"The Exon-Florio provision grants the President the authority to block proposed or pending foreign acquisitions of 'persons engaged in interstate commerce in the United States' that threaten to impair the national security. This provision came under intense scrutiny with the proposed acquisitions in 2006 of major operations in six major U.S. ports by Dubai Ports World and of Unocal by the China National Offshore Oil Corporation (CNOOC). The debate that followed reignited long-standing differences among Members of Congress and between the Congress and the administration over the role foreign acquisitions play in U.S. national security. The public debate underscored the differences between U.S. policy, which is to actively promote internationally the national treatment of foreign firms, and the concerns of some over the way this policy applies to companies that are owned by foreign governments that have unlimited access to the Nation's industrial base.

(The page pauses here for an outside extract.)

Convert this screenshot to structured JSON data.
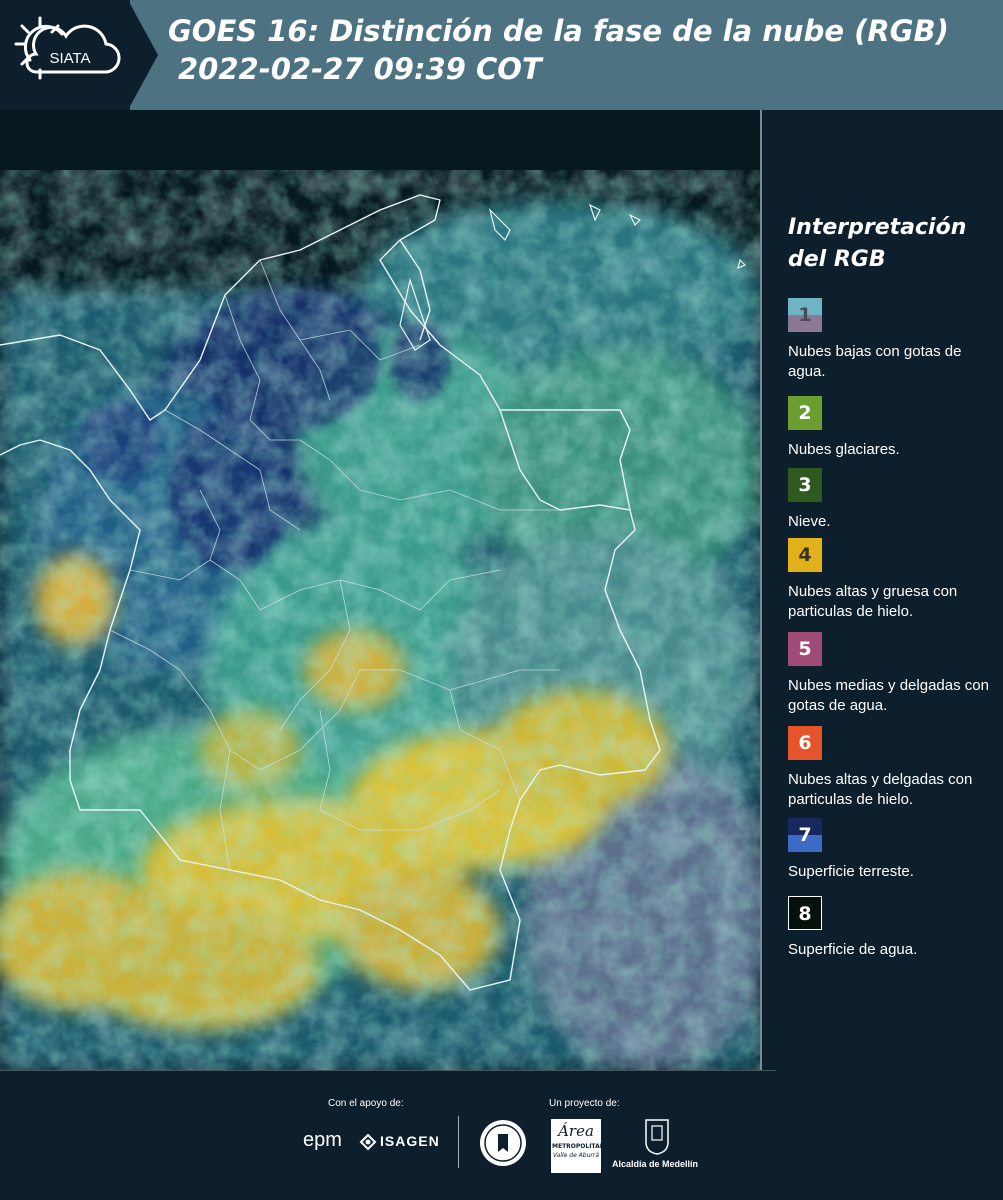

Much of this debate focused on the activities of a relatively obscure committee, the Committee on Foreign Investment in the United States (CFIUS) and the Exon- Florio provision, which gives the President broad powers to block certain types of foreign investment. […] Despite the recent changes to the Exon-Florio process, some Members are questioning the way in which the changes in the law are being interpreted by the administration and the way in which the law is being used to address cases involving foreign governments, particularly with the emergence of direct investments through sovereign wealth funds (SWFs)."
CRS Report for Congress, RL33312